Then, after the official service, come the massed ranks of old men and women. These must have been waiting for hours in the cold, marching, marching, many still in step. The bowler hats. The berets. The British Warm overcoats. The sensible V-neck sweaters worn under regimental blazers. The wreaths which pile slowly against the Cenotaph.

With this march past, as Smith notes, the mood changes:

This part of the ceremony is more personal. It focuses on families, regiments and small groups of friends, their contributions, experiences, and memories. Here love for friends and family is felt to be part of the loyalty to the community of the nation, and, conversely, national devotion and loyalty are seen as extensions of the solidarity felt by family and friends. Family and nation are also linked by the bitterness at the senseless waste of war and, perhaps, at the excesses of state patriotism; the sense of personal bereavement becomes an expression of a wider national grief. (Smith, p.249.)

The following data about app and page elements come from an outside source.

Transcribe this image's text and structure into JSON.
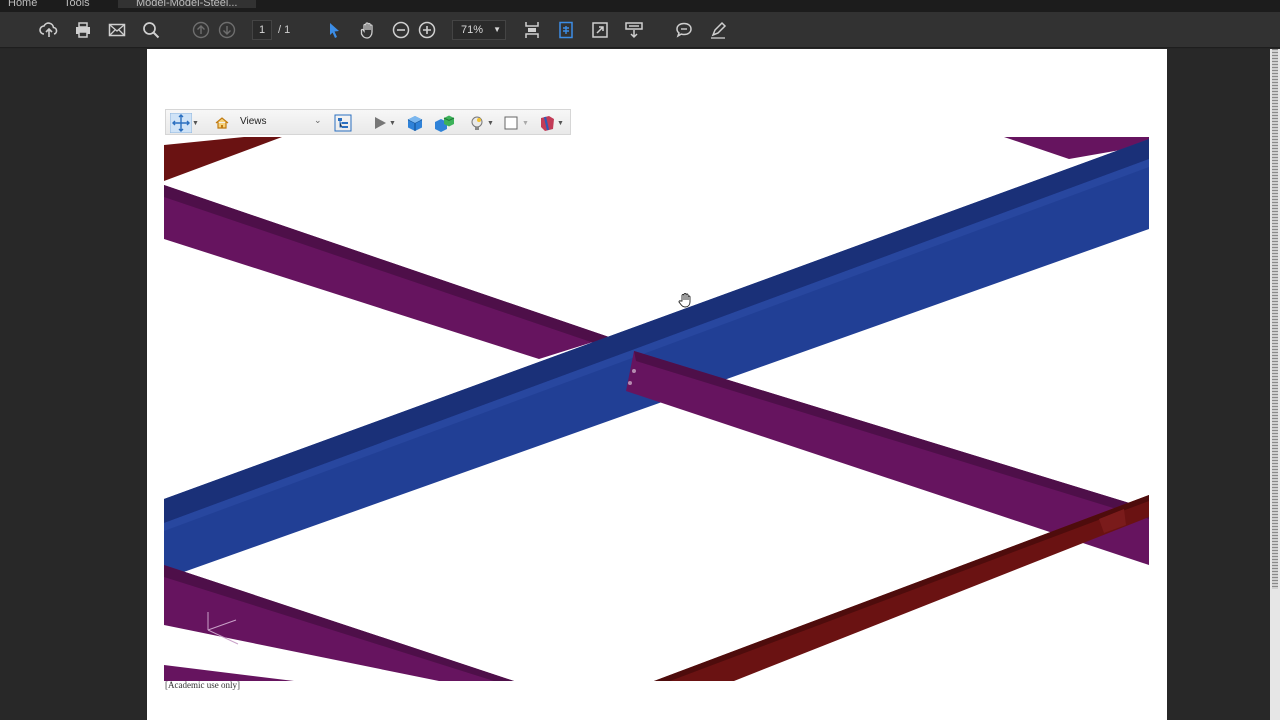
{
  "tabs": {
    "home": "Home",
    "tools": "Tools",
    "document": "Model-Model-Steel..."
  },
  "toolbar": {
    "page_current": "1",
    "page_total": "/ 1",
    "zoom": "71%",
    "icons": [
      "upload-cloud-icon",
      "print-icon",
      "email-icon",
      "search-icon",
      "prev-page-icon",
      "next-page-icon",
      "select-arrow-icon",
      "hand-tool-icon",
      "zoom-out-icon",
      "zoom-in-icon",
      "scroll-mode-icon",
      "fit-page-icon",
      "full-screen-icon",
      "read-mode-icon",
      "comment-icon",
      "sign-pen-icon"
    ]
  },
  "viewer3d": {
    "views_label": "Views",
    "icons": [
      "rotate-tool-icon",
      "home-view-icon",
      "model-tree-icon",
      "play-animation-icon",
      "solid-render-icon",
      "multi-part-icon",
      "lighting-icon",
      "background-color-icon",
      "cross-section-icon"
    ]
  },
  "model": {
    "colors": {
      "blue_beam": "#213f95",
      "purple_beam": "#66145f",
      "red_beam": "#6a1212"
    }
  },
  "watermark": "[Academic use only]"
}
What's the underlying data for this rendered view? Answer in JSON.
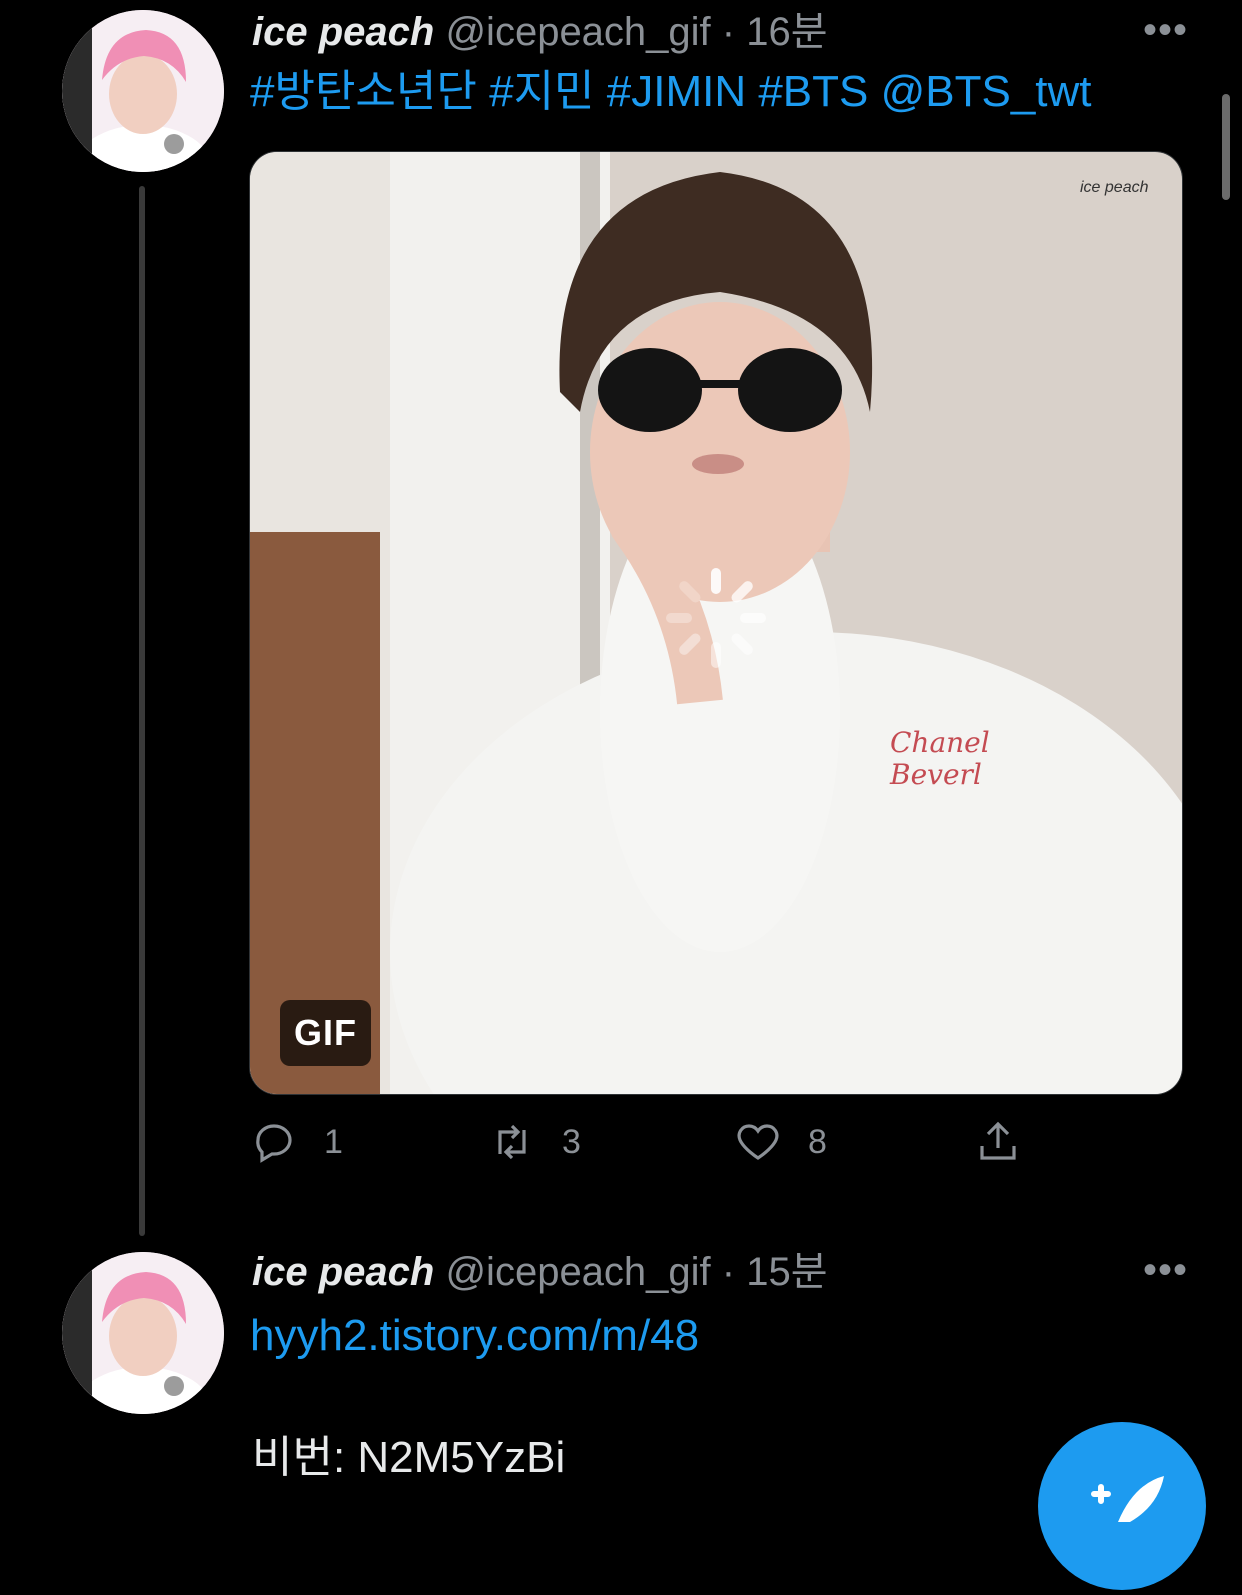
{
  "tweets": [
    {
      "name": "ice peach",
      "handle": "@icepeach_gif",
      "time": "· 16분",
      "more": "•••",
      "text": "#방탄소년단 #지민 #JIMIN #BTS @BTS_twt",
      "media": {
        "badge": "GIF",
        "watermark": "ice peach",
        "loading": true
      },
      "stats": {
        "replies": "1",
        "retweets": "3",
        "likes": "8"
      }
    },
    {
      "name": "ice peach",
      "handle": "@icepeach_gif",
      "time": "· 15분",
      "more": "•••",
      "link": "hyyh2.tistory.com/m/48",
      "text2": "비번: N2M5YzBi"
    }
  ],
  "icons": {
    "reply": "reply-icon",
    "retweet": "retweet-icon",
    "like": "heart-icon",
    "share": "share-icon",
    "compose": "compose-icon"
  },
  "colors": {
    "accent": "#1d9bf0",
    "muted": "#8b9096",
    "background": "#000000"
  }
}
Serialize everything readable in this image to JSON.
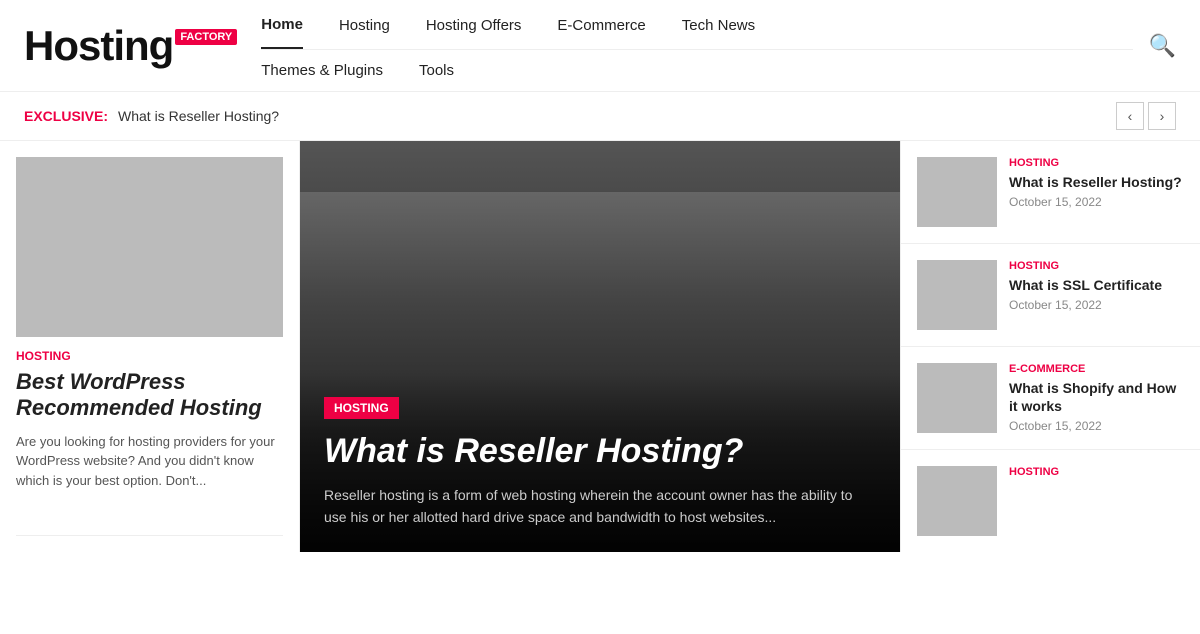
{
  "logo": {
    "text": "Hosting",
    "badge": "FACTORY"
  },
  "nav": {
    "primary": [
      {
        "label": "Home",
        "active": true
      },
      {
        "label": "Hosting",
        "active": false
      },
      {
        "label": "Hosting Offers",
        "active": false
      },
      {
        "label": "E-Commerce",
        "active": false
      },
      {
        "label": "Tech News",
        "active": false
      }
    ],
    "secondary": [
      {
        "label": "Themes & Plugins"
      },
      {
        "label": "Tools"
      }
    ]
  },
  "breaking": {
    "label": "EXCLUSIVE:",
    "text": "What is Reseller Hosting?"
  },
  "left_card": {
    "category": "HOSTING",
    "title": "Best WordPress Recommended Hosting",
    "excerpt": "Are you looking for hosting providers for your WordPress website? And you didn't know which is your best option. Don't..."
  },
  "center_card": {
    "category": "HOSTING",
    "title": "What is Reseller Hosting?",
    "excerpt": "Reseller hosting is a form of web hosting wherein the account owner has the ability to use his or her allotted hard drive space and bandwidth to host websites..."
  },
  "right_cards": [
    {
      "category": "HOSTING",
      "title": "What is Reseller Hosting?",
      "date": "October 15, 2022"
    },
    {
      "category": "HOSTING",
      "title": "What is SSL Certificate",
      "date": "October 15, 2022"
    },
    {
      "category": "E-COMMERCE",
      "title": "What is Shopify and How it works",
      "date": "October 15, 2022"
    },
    {
      "category": "HOSTING",
      "title": "",
      "date": ""
    }
  ],
  "icons": {
    "search": "&#128269;",
    "chevron_left": "&#8249;",
    "chevron_right": "&#8250;"
  }
}
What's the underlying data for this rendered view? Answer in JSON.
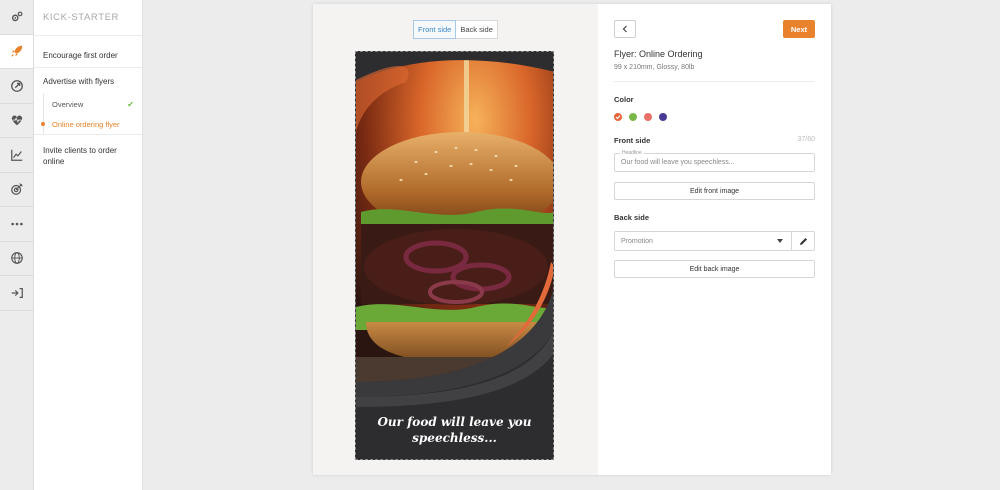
{
  "sidebar": {
    "brand": "KICK-STARTER",
    "items": [
      {
        "label": "Encourage first order"
      },
      {
        "label": "Advertise with flyers"
      },
      {
        "label": "Invite clients to order online"
      }
    ],
    "subitems": [
      {
        "label": "Overview",
        "status": "done"
      },
      {
        "label": "Online ordering flyer",
        "status": "current"
      }
    ]
  },
  "rail_icons": [
    "gears-icon",
    "rocket-icon",
    "compass-icon",
    "heartbeat-icon",
    "chart-icon",
    "target-icon",
    "more-icon",
    "globe-icon",
    "signin-icon"
  ],
  "preview": {
    "tabs": [
      {
        "label": "Front side",
        "active": true
      },
      {
        "label": "Back side",
        "active": false
      }
    ],
    "flyer_text": "Our food will leave you speechless..."
  },
  "panel": {
    "next_label": "Next",
    "title": "Flyer: Online Ordering",
    "subtitle": "99 x 210mm, Glossy, 80lb",
    "color_label": "Color",
    "colors": [
      "#e8623a",
      "#7ab648",
      "#ec7066",
      "#4a3a96"
    ],
    "front_label": "Front side",
    "front_counter": "37/60",
    "headline_legend": "Headline",
    "headline_value": "Our food will leave you speechless...",
    "edit_front_label": "Edit front image",
    "back_label": "Back side",
    "back_select_value": "Promotion",
    "edit_back_label": "Edit back image"
  },
  "colors": {
    "accent": "#e8822c",
    "link_blue": "#3d87c6",
    "check_green": "#6cbe45"
  }
}
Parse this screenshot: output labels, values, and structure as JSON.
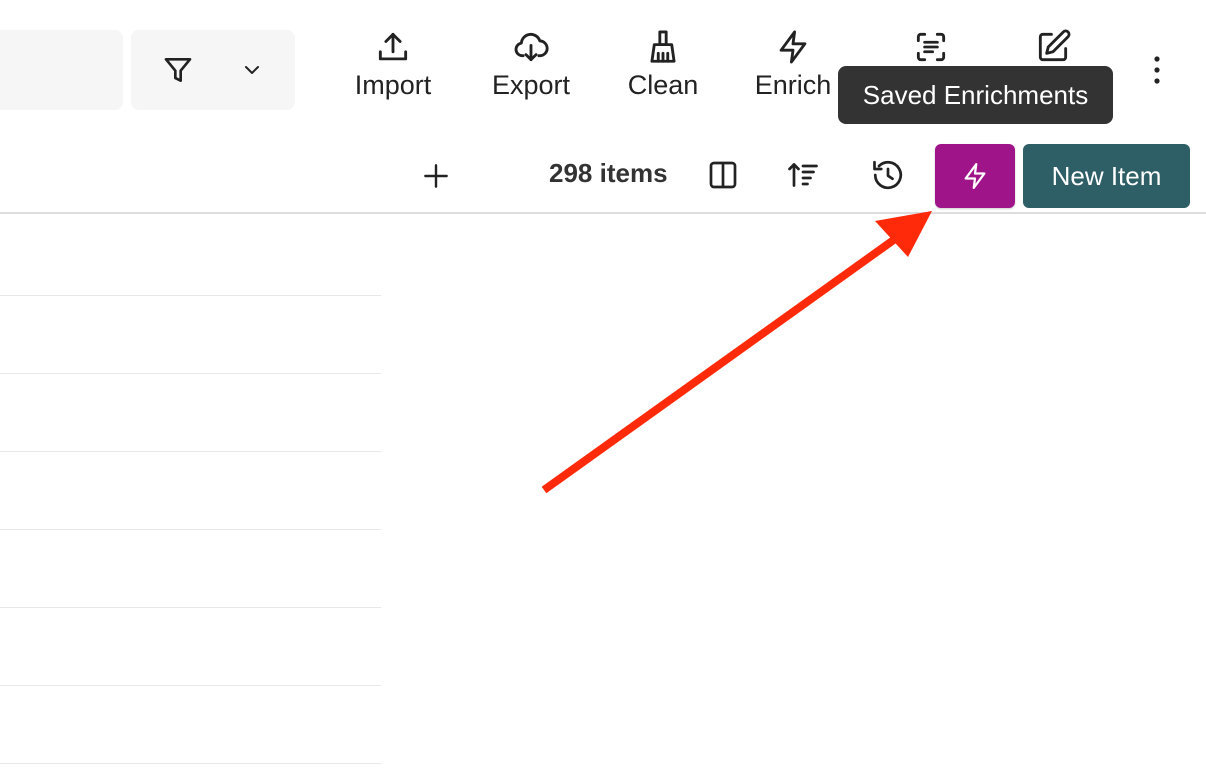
{
  "toolbar": {
    "import_label": "Import",
    "export_label": "Export",
    "clean_label": "Clean",
    "enrich_label": "Enrich"
  },
  "tooltip": {
    "text": "Saved Enrichments"
  },
  "list_header": {
    "item_count": "298 items",
    "new_item_label": "New Item"
  },
  "colors": {
    "enrich_button": "#a0148a",
    "new_item_button": "#2e5e66",
    "tooltip_bg": "#333333",
    "annotation_arrow": "#ff2a0a"
  },
  "icons": {
    "filter": "filter-icon",
    "dropdown": "chevron-down-icon",
    "import": "upload-icon",
    "export": "cloud-download-icon",
    "clean": "broom-icon",
    "enrich": "lightning-icon",
    "saved_enrichments": "scan-text-icon",
    "edit": "edit-icon",
    "more": "more-vertical-icon",
    "add_column": "plus-icon",
    "columns": "columns-icon",
    "sort": "sort-icon",
    "history": "history-icon",
    "saved_enrichments_button": "lightning-icon"
  }
}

The survivors of the first Great War, the war to end all wars as it was laughingly called, are nearly all gone. In a few years time those who took part in the Second may all be too frail to participate. The rest of us will then, as Andrew Motion says, echoing Wilfred Owen, need to work harder to remember why we have had the good fortune to have lived in a largely peaceful Europe, and find our memories ‘in the stones, and statues, and archives, and, on Remembrance Day, in the notes of bugles calling from sad shires.’

I’m not as certain as Andrew Motion that we will succeed. These national rituals come easier to people like me, born in the 1950s, because we remember the war even though we didn’t live through it. We know instinctively that it was not all cheery Cockney banter and make do and mend. Neither was it ‘Take that, Nazi schweinehund’ and ‘Jolly good show, chaps’. It was dirty, and brutish, and many people died. We know that our parents’ brothers and sisters were lost, and we can just about comprehend what this meant to those who lived. But will it mean as much to our grandchildren, yet unborn?